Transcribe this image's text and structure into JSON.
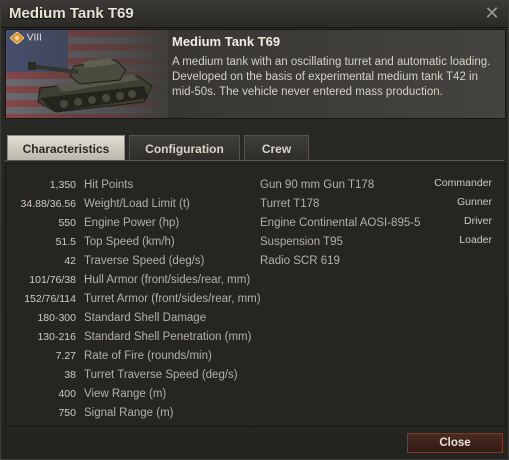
{
  "window": {
    "title": "Medium Tank T69"
  },
  "header": {
    "tier": "VIII",
    "tank_name": "Medium Tank T69",
    "description": "A medium tank with an oscillating turret and automatic loading. Developed on the basis of experimental medium tank T42 in mid-50s. The vehicle never entered mass production."
  },
  "tabs": [
    {
      "label": "Characteristics",
      "active": true
    },
    {
      "label": "Configuration",
      "active": false
    },
    {
      "label": "Crew",
      "active": false
    }
  ],
  "stats": [
    {
      "value": "1,350",
      "label": "Hit Points"
    },
    {
      "value": "34.88/36.56",
      "label": "Weight/Load Limit (t)"
    },
    {
      "value": "550",
      "label": "Engine Power (hp)"
    },
    {
      "value": "51.5",
      "label": "Top Speed (km/h)"
    },
    {
      "value": "42",
      "label": "Traverse Speed (deg/s)"
    },
    {
      "value": "101/76/38",
      "label": "Hull Armor (front/sides/rear, mm)"
    },
    {
      "value": "152/76/114",
      "label": "Turret Armor (front/sides/rear, mm)"
    },
    {
      "value": "180-300",
      "label": "Standard Shell Damage"
    },
    {
      "value": "130-216",
      "label": "Standard Shell Penetration (mm)"
    },
    {
      "value": "7.27",
      "label": "Rate of Fire (rounds/min)"
    },
    {
      "value": "38",
      "label": "Turret Traverse Speed (deg/s)"
    },
    {
      "value": "400",
      "label": "View Range (m)"
    },
    {
      "value": "750",
      "label": "Signal Range (m)"
    }
  ],
  "modules": [
    "Gun 90 mm Gun T178",
    "Turret T178",
    "Engine Continental AOSI-895-5",
    "Suspension T95",
    "Radio SCR 619"
  ],
  "crew": [
    "Commander",
    "Gunner",
    "Driver",
    "Loader"
  ],
  "footer": {
    "close_label": "Close"
  },
  "colors": {
    "accent_tab": "#d6d3c6",
    "close_button": "#3d211a"
  }
}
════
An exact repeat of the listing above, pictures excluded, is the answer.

> **SOLVED PROBLEM**
Transcribe this image's text and structure into JSON.
{
  "window": {
    "title": "Medium Tank T69"
  },
  "header": {
    "tier": "VIII",
    "tank_name": "Medium Tank T69",
    "description": "A medium tank with an oscillating turret and automatic loading. Developed on the basis of experimental medium tank T42 in mid-50s. The vehicle never entered mass production."
  },
  "tabs": [
    {
      "label": "Characteristics",
      "active": true
    },
    {
      "label": "Configuration",
      "active": false
    },
    {
      "label": "Crew",
      "active": false
    }
  ],
  "stats": [
    {
      "value": "1,350",
      "label": "Hit Points"
    },
    {
      "value": "34.88/36.56",
      "label": "Weight/Load Limit (t)"
    },
    {
      "value": "550",
      "label": "Engine Power (hp)"
    },
    {
      "value": "51.5",
      "label": "Top Speed (km/h)"
    },
    {
      "value": "42",
      "label": "Traverse Speed (deg/s)"
    },
    {
      "value": "101/76/38",
      "label": "Hull Armor (front/sides/rear, mm)"
    },
    {
      "value": "152/76/114",
      "label": "Turret Armor (front/sides/rear, mm)"
    },
    {
      "value": "180-300",
      "label": "Standard Shell Damage"
    },
    {
      "value": "130-216",
      "label": "Standard Shell Penetration (mm)"
    },
    {
      "value": "7.27",
      "label": "Rate of Fire (rounds/min)"
    },
    {
      "value": "38",
      "label": "Turret Traverse Speed (deg/s)"
    },
    {
      "value": "400",
      "label": "View Range (m)"
    },
    {
      "value": "750",
      "label": "Signal Range (m)"
    }
  ],
  "modules": [
    "Gun 90 mm Gun T178",
    "Turret T178",
    "Engine Continental AOSI-895-5",
    "Suspension T95",
    "Radio SCR 619"
  ],
  "crew": [
    "Commander",
    "Gunner",
    "Driver",
    "Loader"
  ],
  "footer": {
    "close_label": "Close"
  },
  "colors": {
    "accent_tab": "#d6d3c6",
    "close_button": "#3d211a"
  }
}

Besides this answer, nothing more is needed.